66 Days Away from Bama Kickoff: Roger Shultz
Each day counting down to Alabama's Week 1 matchup with Utah State, I will highlight one former player whose jersey number coincides with the amount of days until the game. It's back to the center position today as we look at one of the best to ever do it at Alabama, Roger Shultz.
Roger Shultz played for the Crimson Tide from 1986-1990, suiting up for three different head coaches during a tumultuous time in program history. A highly touted center out of Peachtree High School in Atlanta, GA, Shultz was recruited by then-Alabama coach Ray Perkins.
Perkins, who left the Crimson Tide after Shultz's freshman season, noticed the 6-foot-2, 250 lb. center while actually on a recruiting visit for another prospect who also played at Alabama, quarterback Billy Ray.
In an interview with Tim Gayle of The Montgomery Independent in 2021, Shultz spoke on his recruitment, saying, "Billy Ray was a big-time recruit at nearby [Dunwoody High School]," Shultz continued, "I think it was like, you can come see Billy at 10:30 and the coach would get there at 9:45 and say ‘I’ll just hop over here to Peachtree.’ I kind of think that’s how it happened, [Perkins] had to kill time before he had to see Billy Ray and he just started liking me."
After Shultz's redshirt freshman season with the Tide, Alabama brought in Bill Curry as its next head coach, ushering in what at times looked to be another dominant dynasty. Shultz took over as the starting center for three seasons under Curry, but contract disputes between the coach and the university brought his tenure to a halt, leaving the program without a head coach once more.

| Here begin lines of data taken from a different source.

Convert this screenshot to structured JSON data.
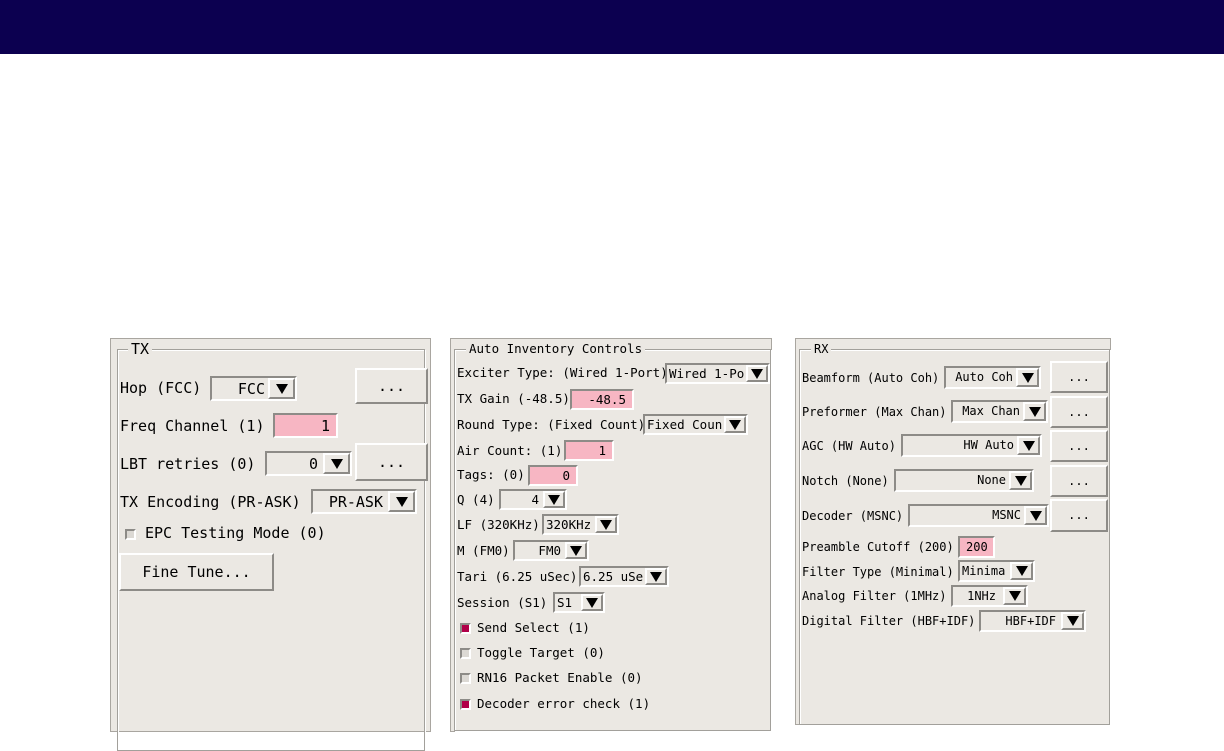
{
  "tx": {
    "title": "TX",
    "hop_label": "Hop (FCC)",
    "hop_value": "FCC",
    "hop_more": "...",
    "freq_label": "Freq Channel (1)",
    "freq_value": "1",
    "lbt_label": "LBT retries (0)",
    "lbt_value": "0",
    "lbt_more": "...",
    "enc_label": "TX Encoding (PR-ASK)",
    "enc_value": "PR-ASK",
    "epc_label": "EPC Testing Mode (0)",
    "fine_tune": "Fine Tune..."
  },
  "auto": {
    "title": "Auto Inventory Controls",
    "exciter_label": "Exciter Type: (Wired 1-Port)",
    "exciter_value": "Wired 1-Por",
    "gain_label": "TX Gain (-48.5)",
    "gain_value": "-48.5",
    "round_label": "Round Type: (Fixed Count)",
    "round_value": "Fixed Coun",
    "air_label": "Air Count: (1)",
    "air_value": "1",
    "tags_label": "Tags: (0)",
    "tags_value": "0",
    "q_label": "Q (4)",
    "q_value": "4",
    "lf_label": "LF (320KHz)",
    "lf_value": "320KHz",
    "m_label": "M (FM0)",
    "m_value": "FM0",
    "tari_label": "Tari (6.25 uSec)",
    "tari_value": "6.25 uSe",
    "session_label": "Session (S1)",
    "session_value": "S1",
    "send_select": "Send Select (1)",
    "toggle_target": "Toggle Target (0)",
    "rn16": "RN16 Packet Enable (0)",
    "decoder_check": "Decoder error check (1)"
  },
  "rx": {
    "title": "RX",
    "beam_label": "Beamform (Auto Coh)",
    "beam_value": "Auto Coh",
    "pre_label": "Preformer (Max Chan)",
    "pre_value": "Max Chan",
    "agc_label": "AGC (HW Auto)",
    "agc_value": "HW Auto",
    "notch_label": "Notch (None)",
    "notch_value": "None",
    "dec_label": "Decoder (MSNC)",
    "dec_value": "MSNC",
    "more": "...",
    "pre_cut_label": "Preamble Cutoff (200)",
    "pre_cut_value": "200",
    "filter_label": "Filter Type (Minimal)",
    "filter_value": "Minima",
    "analog_label": "Analog Filter (1MHz)",
    "analog_value": "1NHz",
    "digital_label": "Digital Filter (HBF+IDF)",
    "digital_value": "HBF+IDF"
  },
  "colors": {
    "title_bar": "#0c0050",
    "panel_bg": "#ebe8e3",
    "field_pink": "#f7b6c3",
    "checked": "#b00048"
  }
}
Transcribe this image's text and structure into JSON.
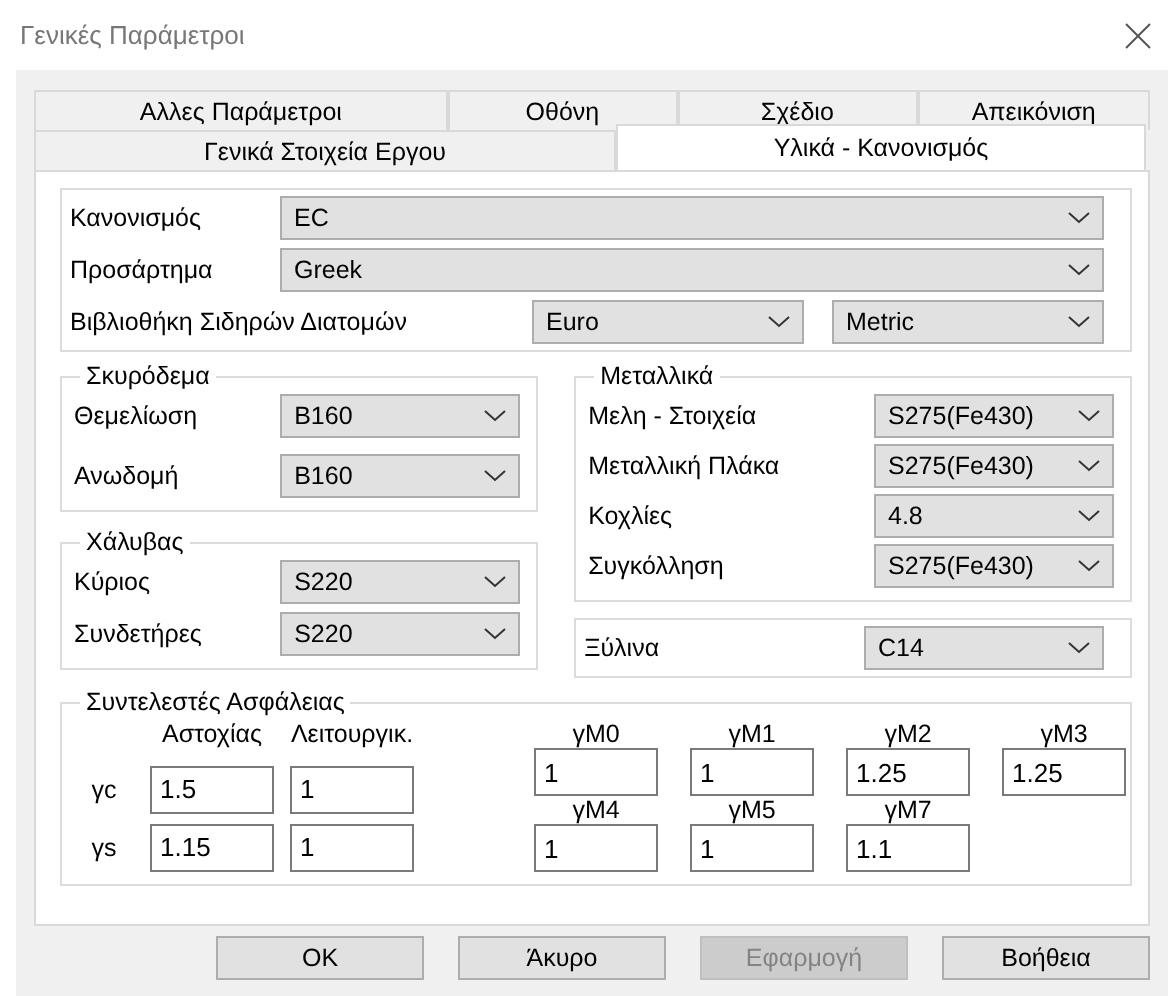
{
  "window": {
    "title": "Γενικές Παράμετροι"
  },
  "tabs": [
    [
      {
        "label": "Αλλες Παράμετροι",
        "selected": false
      },
      {
        "label": "Οθόνη",
        "selected": false
      },
      {
        "label": "Σχέδιο",
        "selected": false
      },
      {
        "label": "Απεικόνιση",
        "selected": false
      }
    ],
    [
      {
        "label": "Γενικά Στοιχεία Εργου",
        "selected": false
      },
      {
        "label": "Υλικά - Κανονισμός",
        "selected": true
      }
    ]
  ],
  "code": {
    "fields": [
      {
        "label": "Κανονισμός",
        "value": "EC"
      },
      {
        "label": "Προσάρτημα",
        "value": "Greek"
      }
    ],
    "library": {
      "label": "Βιβλιοθήκη Σιδηρών Διατομών",
      "values": [
        "Euro",
        "Metric"
      ]
    }
  },
  "concrete": {
    "title": "Σκυρόδεμα",
    "fields": [
      {
        "label": "Θεμελίωση",
        "value": "B160"
      },
      {
        "label": "Ανωδομή",
        "value": "B160"
      }
    ]
  },
  "steel": {
    "title": "Χάλυβας",
    "fields": [
      {
        "label": "Κύριος",
        "value": "S220"
      },
      {
        "label": "Συνδετήρες",
        "value": "S220"
      }
    ]
  },
  "metal": {
    "title": "Μεταλλικά",
    "fields": [
      {
        "label": "Μελη - Στοιχεία",
        "value": "S275(Fe430)"
      },
      {
        "label": "Μεταλλική Πλάκα",
        "value": "S275(Fe430)"
      },
      {
        "label": "Κοχλίες",
        "value": "4.8"
      },
      {
        "label": "Συγκόλληση",
        "value": "S275(Fe430)"
      }
    ]
  },
  "timber": {
    "fields": [
      {
        "label": "Ξύλινα",
        "value": "C14"
      }
    ]
  },
  "safety": {
    "title": "Συντελεστές Ασφάλειας",
    "columns": [
      "Αστοχίας",
      "Λειτουργικ."
    ],
    "rows": [
      {
        "label": "γc",
        "values": [
          "1.5",
          "1"
        ]
      },
      {
        "label": "γs",
        "values": [
          "1.15",
          "1"
        ]
      }
    ],
    "factors": [
      [
        {
          "label": "γM0",
          "value": "1"
        },
        {
          "label": "γM1",
          "value": "1"
        },
        {
          "label": "γM2",
          "value": "1.25"
        },
        {
          "label": "γM3",
          "value": "1.25"
        }
      ],
      [
        {
          "label": "γM4",
          "value": "1"
        },
        {
          "label": "γM5",
          "value": "1"
        },
        {
          "label": "γM7",
          "value": "1.1"
        }
      ]
    ]
  },
  "buttons": [
    {
      "label": "OK",
      "disabled": false
    },
    {
      "label": "Άκυρο",
      "disabled": false
    },
    {
      "label": "Εφαρμογή",
      "disabled": true
    },
    {
      "label": "Βοήθεια",
      "disabled": false
    }
  ]
}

Heading into 1990, Shultz's final season at Alabama, the Tide hired Gene Stallings as the next leader of the program, and the senior three-year starter would have to earn his job once again.
In the same interview with The Montgomery Independent in 2021, Shultz also spoke on having a brand new coach his final year, saying, "You think with time, you get a little break from being so intense, but now Coach Stallings came in and you have to prove yourself to him. You want that new coach to think you’re that guy.”
As a senior, Shultz retained his role as starter and left Crimson Tide fans with a lasting memory that will never be forgotten.
Going into the Tide's annual showdown with Tennessee, Alabama was a lowly 2-3 team traveling to Neyland Stadium to take on an undefeated, third-ranked Volunteer squad.
Though Alabama had won the last four meetings, the 1990 team did not look up to par with Tennessee's high powered offense and suffocating defense. The Volunteers averaged over 40 points per game and allowed just 20, while the Tide had three losses already, coming to Southern Miss, Georgia and Florida.
Despite the deck stacked against them, Stallings' team prevailed in a massive upset victory, increasing the win streak to five straight.
Following the game, Shultz was found by reporters and offered up what is, to this day, one of the most quoted lines in Alabama history. In a smoke-filled locker room surrounded by his celebrating teammates, Shultz said, emphatically, “We ought to have to pay property taxes on Neyland Stadium, because we own it.”
After his time with the Crimson Tide as a player, Shultz spent a few seasons under Stallings as a graduate assistant coach and was a member of the 1992 national championship staff.
The Atlanta native then moved onto a career in sports radio, where he found a lot of success, hosting several popular shows across the southeast in cities like Montgomery, Columbus, GA and even Tuscaloosa.
Shultz eventually left sports radio behind, moving on to work in athletics administration at Troy University and Jacksonville State. In 2008, the former Alabama center appeared on NBC's hit show, "The Biggest Loser," where he lost nearly 175 lbs. in five months and finished in second place.
Now, Shultz resides in Mobile, AL with his wife Paige, an Auburn graduate. Shultz's son, Ivan, plays on the offensive line at Butler Community College in El Dorado, Kansas.